Activity: Set down every record below exactly as it stands, minus the pictures.
[[ Provided material, beginning ]]
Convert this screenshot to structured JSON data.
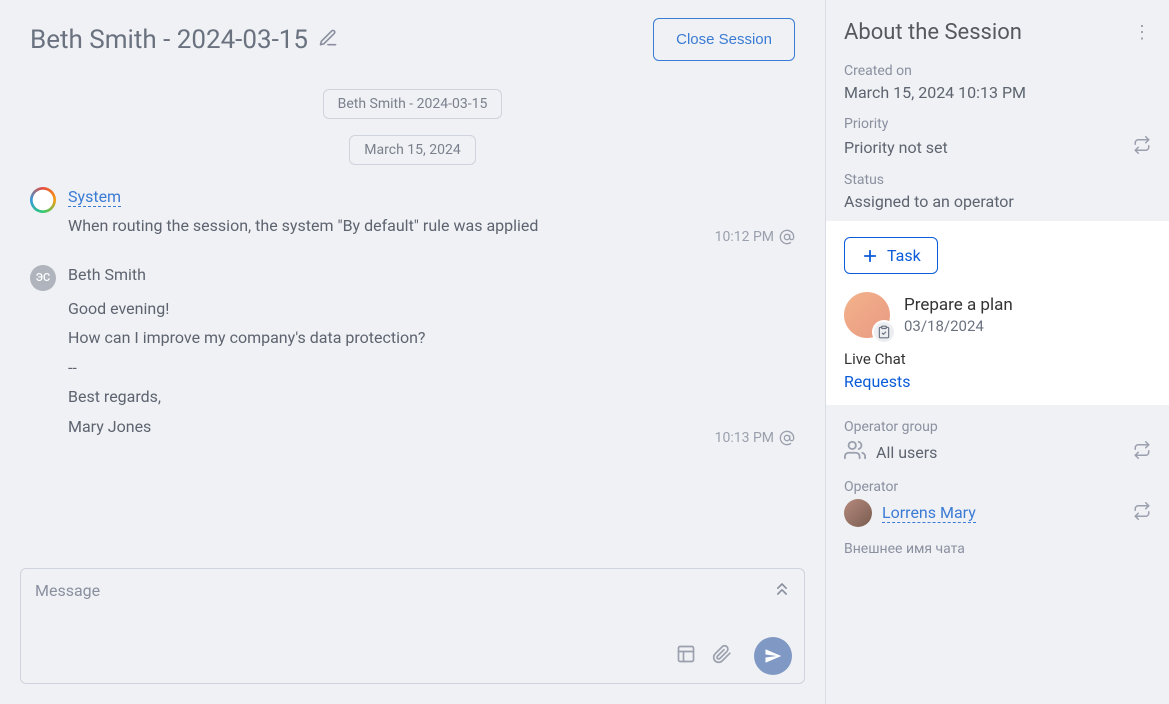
{
  "header": {
    "title": "Beth Smith - 2024-03-15",
    "close_label": "Close Session"
  },
  "chat": {
    "thread_chip": "Beth Smith - 2024-03-15",
    "date_chip": "March 15, 2024",
    "messages": [
      {
        "sender": "System",
        "sender_link": true,
        "avatar_kind": "ring",
        "body": "When routing the session, the system \"By default\" rule was applied",
        "time": "10:12 PM"
      },
      {
        "sender": "Beth Smith",
        "sender_link": false,
        "avatar_kind": "bs",
        "avatar_initials": "ЭС",
        "body": "Good evening!\nHow can I improve my company's data protection?\n--\nBest regards,\nMary Jones",
        "time": "10:13 PM"
      }
    ],
    "composer_placeholder": "Message"
  },
  "sidebar": {
    "title": "About the Session",
    "created_label": "Created on",
    "created_value": "March 15, 2024 10:13 PM",
    "priority_label": "Priority",
    "priority_value": "Priority not set",
    "status_label": "Status",
    "status_value": "Assigned to an operator",
    "add_task_label": "Task",
    "task": {
      "title": "Prepare a plan",
      "date": "03/18/2024"
    },
    "live_chat_label": "Live Chat",
    "requests_link": "Requests",
    "operator_group_label": "Operator group",
    "operator_group_value": "All users",
    "operator_label": "Operator",
    "operator_name": "Lorrens Mary",
    "external_name_label": "Внешнее имя чата"
  }
}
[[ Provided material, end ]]
Your solution:
Convert this screenshot to structured JSON data.
{
  "header": {
    "title": "Beth Smith - 2024-03-15",
    "close_label": "Close Session"
  },
  "chat": {
    "thread_chip": "Beth Smith - 2024-03-15",
    "date_chip": "March 15, 2024",
    "messages": [
      {
        "sender": "System",
        "sender_link": true,
        "avatar_kind": "ring",
        "body": "When routing the session, the system \"By default\" rule was applied",
        "time": "10:12 PM"
      },
      {
        "sender": "Beth Smith",
        "sender_link": false,
        "avatar_kind": "bs",
        "avatar_initials": "ЭС",
        "body": "Good evening!\nHow can I improve my company's data protection?\n--\nBest regards,\nMary Jones",
        "time": "10:13 PM"
      }
    ],
    "composer_placeholder": "Message"
  },
  "sidebar": {
    "title": "About the Session",
    "created_label": "Created on",
    "created_value": "March 15, 2024 10:13 PM",
    "priority_label": "Priority",
    "priority_value": "Priority not set",
    "status_label": "Status",
    "status_value": "Assigned to an operator",
    "add_task_label": "Task",
    "task": {
      "title": "Prepare a plan",
      "date": "03/18/2024"
    },
    "live_chat_label": "Live Chat",
    "requests_link": "Requests",
    "operator_group_label": "Operator group",
    "operator_group_value": "All users",
    "operator_label": "Operator",
    "operator_name": "Lorrens Mary",
    "external_name_label": "Внешнее имя чата"
  }
}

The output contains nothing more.